*Assignment:* From the entries below, list each line with "Preview".

*Source records:*
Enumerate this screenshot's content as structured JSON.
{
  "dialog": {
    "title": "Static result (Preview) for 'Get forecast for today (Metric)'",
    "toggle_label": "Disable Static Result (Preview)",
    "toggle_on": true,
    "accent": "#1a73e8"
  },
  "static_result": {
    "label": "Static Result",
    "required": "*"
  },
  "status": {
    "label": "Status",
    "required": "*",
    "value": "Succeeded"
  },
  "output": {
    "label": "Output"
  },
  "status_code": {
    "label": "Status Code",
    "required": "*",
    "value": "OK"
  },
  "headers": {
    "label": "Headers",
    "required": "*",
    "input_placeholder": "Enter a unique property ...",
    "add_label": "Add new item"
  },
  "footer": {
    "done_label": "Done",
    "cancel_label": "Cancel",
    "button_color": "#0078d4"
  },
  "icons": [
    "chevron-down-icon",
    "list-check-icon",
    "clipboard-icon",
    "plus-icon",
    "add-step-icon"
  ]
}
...
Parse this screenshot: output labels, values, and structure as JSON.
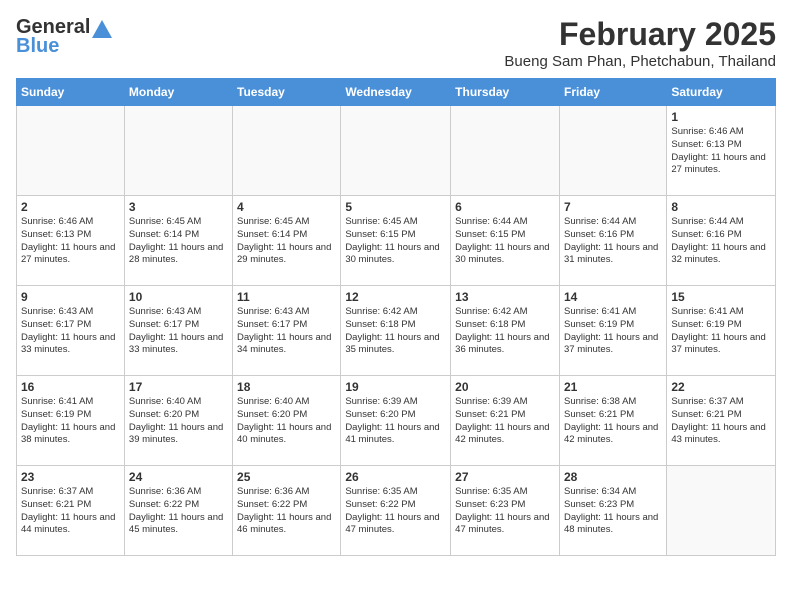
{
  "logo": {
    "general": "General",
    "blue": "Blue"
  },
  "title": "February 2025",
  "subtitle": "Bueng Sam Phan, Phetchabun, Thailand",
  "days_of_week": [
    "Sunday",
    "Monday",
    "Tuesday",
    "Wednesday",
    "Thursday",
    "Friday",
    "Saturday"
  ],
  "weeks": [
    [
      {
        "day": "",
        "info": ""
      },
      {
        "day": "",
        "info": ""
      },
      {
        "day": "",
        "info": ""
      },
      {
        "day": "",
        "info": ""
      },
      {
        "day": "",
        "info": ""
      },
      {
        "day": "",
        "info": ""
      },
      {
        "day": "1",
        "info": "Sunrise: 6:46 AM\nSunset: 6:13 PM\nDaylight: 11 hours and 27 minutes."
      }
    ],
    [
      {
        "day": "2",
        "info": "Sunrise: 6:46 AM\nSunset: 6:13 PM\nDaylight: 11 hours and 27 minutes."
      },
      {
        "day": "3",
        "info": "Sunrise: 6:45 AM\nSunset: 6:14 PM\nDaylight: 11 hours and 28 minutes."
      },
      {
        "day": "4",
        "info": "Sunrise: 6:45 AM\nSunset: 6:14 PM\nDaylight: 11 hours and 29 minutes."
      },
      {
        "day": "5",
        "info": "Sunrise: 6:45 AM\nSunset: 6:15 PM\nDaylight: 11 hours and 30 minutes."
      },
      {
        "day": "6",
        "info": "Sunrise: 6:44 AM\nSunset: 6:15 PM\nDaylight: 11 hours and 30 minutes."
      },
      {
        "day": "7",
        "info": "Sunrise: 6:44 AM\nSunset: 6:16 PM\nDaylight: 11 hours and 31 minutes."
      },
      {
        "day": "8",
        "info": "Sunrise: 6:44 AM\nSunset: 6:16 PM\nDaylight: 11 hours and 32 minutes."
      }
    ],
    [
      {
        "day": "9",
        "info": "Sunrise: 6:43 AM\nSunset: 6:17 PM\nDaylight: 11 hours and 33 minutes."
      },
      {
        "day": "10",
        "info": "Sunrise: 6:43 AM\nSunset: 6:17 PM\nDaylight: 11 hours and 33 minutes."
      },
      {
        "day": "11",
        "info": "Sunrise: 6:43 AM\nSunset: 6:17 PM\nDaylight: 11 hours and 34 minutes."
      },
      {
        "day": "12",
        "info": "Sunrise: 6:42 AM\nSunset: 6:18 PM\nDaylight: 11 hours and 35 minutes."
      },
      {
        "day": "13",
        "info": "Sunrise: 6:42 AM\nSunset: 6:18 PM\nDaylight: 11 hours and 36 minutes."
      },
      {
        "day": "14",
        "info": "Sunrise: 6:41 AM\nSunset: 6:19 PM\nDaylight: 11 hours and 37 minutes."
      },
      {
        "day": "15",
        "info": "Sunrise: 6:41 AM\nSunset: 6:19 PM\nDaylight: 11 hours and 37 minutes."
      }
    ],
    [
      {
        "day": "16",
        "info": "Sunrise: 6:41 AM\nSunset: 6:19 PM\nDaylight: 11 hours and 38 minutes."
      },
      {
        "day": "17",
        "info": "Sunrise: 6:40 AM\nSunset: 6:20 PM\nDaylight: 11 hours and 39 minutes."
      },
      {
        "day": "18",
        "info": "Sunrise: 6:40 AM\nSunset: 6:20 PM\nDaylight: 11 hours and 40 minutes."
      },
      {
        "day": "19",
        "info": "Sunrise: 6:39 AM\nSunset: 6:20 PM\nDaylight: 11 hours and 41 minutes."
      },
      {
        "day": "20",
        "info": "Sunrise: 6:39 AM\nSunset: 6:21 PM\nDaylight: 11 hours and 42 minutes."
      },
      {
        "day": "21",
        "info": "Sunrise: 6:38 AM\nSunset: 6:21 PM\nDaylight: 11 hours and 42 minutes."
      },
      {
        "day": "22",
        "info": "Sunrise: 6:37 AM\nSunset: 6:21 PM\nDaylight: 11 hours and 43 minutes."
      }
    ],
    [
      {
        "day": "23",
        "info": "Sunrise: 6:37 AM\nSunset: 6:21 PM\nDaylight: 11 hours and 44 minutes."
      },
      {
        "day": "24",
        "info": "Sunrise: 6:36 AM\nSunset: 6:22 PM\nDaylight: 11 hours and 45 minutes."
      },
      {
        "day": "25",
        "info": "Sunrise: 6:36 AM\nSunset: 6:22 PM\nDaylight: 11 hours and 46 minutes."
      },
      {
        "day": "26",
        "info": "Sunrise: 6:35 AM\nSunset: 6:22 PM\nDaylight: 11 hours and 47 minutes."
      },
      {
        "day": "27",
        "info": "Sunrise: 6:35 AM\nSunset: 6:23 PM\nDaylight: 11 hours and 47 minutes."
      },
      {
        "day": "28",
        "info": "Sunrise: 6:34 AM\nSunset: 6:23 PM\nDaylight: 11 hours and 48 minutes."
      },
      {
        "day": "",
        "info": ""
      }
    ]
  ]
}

*Task response:*
    "title": "Static result (Preview) for 'Get forecast for today (Metric)'",
    "toggle_label": "Disable Static Result (Preview)",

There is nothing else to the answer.